Conflicts of Interest

IGN's been around a long time, and some of the people who used to work here now work at companies that make the products we cover. Conversely, some people who work here currently, used to work at those same companies. Coverage assignments are managed so that we can avoid any possible conflict of interest. If we feel it's necessary to cover a game or movie made by a former employee, that coverage will be handled by a freelancer or staffer who had no close personal relationship with the former employee. Current employees are also restricted from covering products they used to work on before they came to IGN. 

If someone at IGN develops a relationship with an industry contact that extends beyond a professional friendship, he or she must disclose that to the editorial managers, who will determine whether or not that employee should be permitted to cover their friend's projects. If we determine that employee can still cover the project fairly, that personal relationship will be disclosed to our users. 

Due to a strict separation of IGN's editorial and ad sales departments, reviewers are unaware of any ad deals that may or may not coincide with a game's release before a review is published. 

IGN’s policies on corrections, updates, and taking down content: 

As a general policy – and to maintain our authority, trust, and transparency with our audience – IGN does not take content down (or unpublish content), relying instead on updates with editor’s notes as necessary to convey corrections or other changes.
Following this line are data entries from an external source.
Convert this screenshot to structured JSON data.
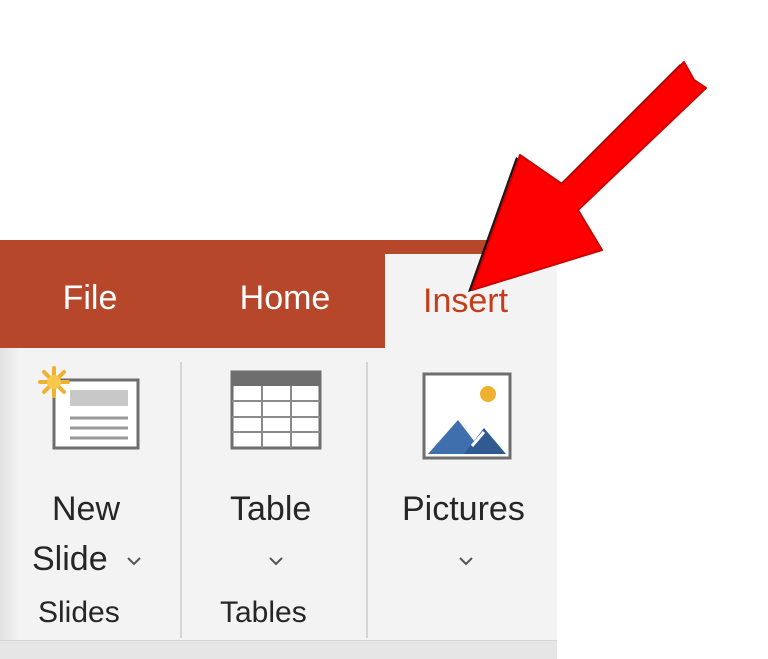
{
  "tabs": [
    {
      "id": "file",
      "label": "File"
    },
    {
      "id": "home",
      "label": "Home"
    },
    {
      "id": "insert",
      "label": "Insert",
      "active": true
    }
  ],
  "ribbon": {
    "groups": {
      "slides": {
        "label": "Slides",
        "new_slide": {
          "line1": "New",
          "line2": "Slide"
        }
      },
      "tables": {
        "label": "Tables",
        "table": {
          "label": "Table"
        }
      },
      "images": {
        "pictures": {
          "label": "Pictures"
        }
      }
    }
  },
  "colors": {
    "tab_bar": "#b7472a",
    "active_tab_text": "#c43e1c",
    "ribbon_bg": "#f3f3f3",
    "annotation_arrow": "#ff0000"
  },
  "annotation": {
    "icon": "red-arrow-icon",
    "points_to": "insert"
  }
}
We regularly need to make adjustments, additions, and other edits to published content, especially in the case of news stories that develop over time. New information may come to light, corrections of factual errors may need to be made, or additional context may be required as a story evolves. In game reviews, for example, updates might cover an expanded review and analysis around new technical adjustments or game modes following a patch or newly released versions. You can expect to see a similar format for updates for any factual errors or other content additions across all our content, including previews and features. Updates or corrections work differently across the various platforms where IGN publishes content – YouTube, Twitter, Facebook, etc. – so we’ll make an effort to add pinned comments or updates to descriptions to note changes where applicable. 

More complex corrections or updates might also require an editor’s note to further address editorial standards or ethical matters. These editor’s notes will be written by the senior or executive editor in charge of the piece with approval from the EIC as needed, or written by the EIC herself. 

As editorial policy, reflecting long-standing journalistic practices, we don’t agree to takedown requests. In very rare cases, we might need to escalate to fully removing the content of a piece. These extreme circumstances would most likely relate to legal considerations. In those rare circumstances, as a matter of transparency and to minimize confusion, you will see an editor’s note in place of the original content indicating that it has been removed alongside any legally permissible context that we can share for clarification. These editor’s notes would be written by the executive editor in charge of the piece or the EIC, and possibly reviewed and edited by our legal team as needed. 

(The IGN team is committed to these processes, but this document is not meant to be understood as a comprehensive statement of our policies. The team has additional internal resources and systems in place relating to corrections, updates, and potential takedown requests that reflect the processes and values outlined here. These policies are living documents that will be continually updated and modified as needed, particularly as circumstances vary widely and may not cover every situation that might arise.)

IGN Staff Disclosure 

Posts bylined “IGN Staff” are written, edited, and constructed by our editorial content team as a group rather than by an individual author. Most often these will be “roundup” features like our recommendations for PC games or our annual Best Of series honoring the best games, movies, and shows of the year. Any content not written by the editorial team will be labeled with one of our content disclosures.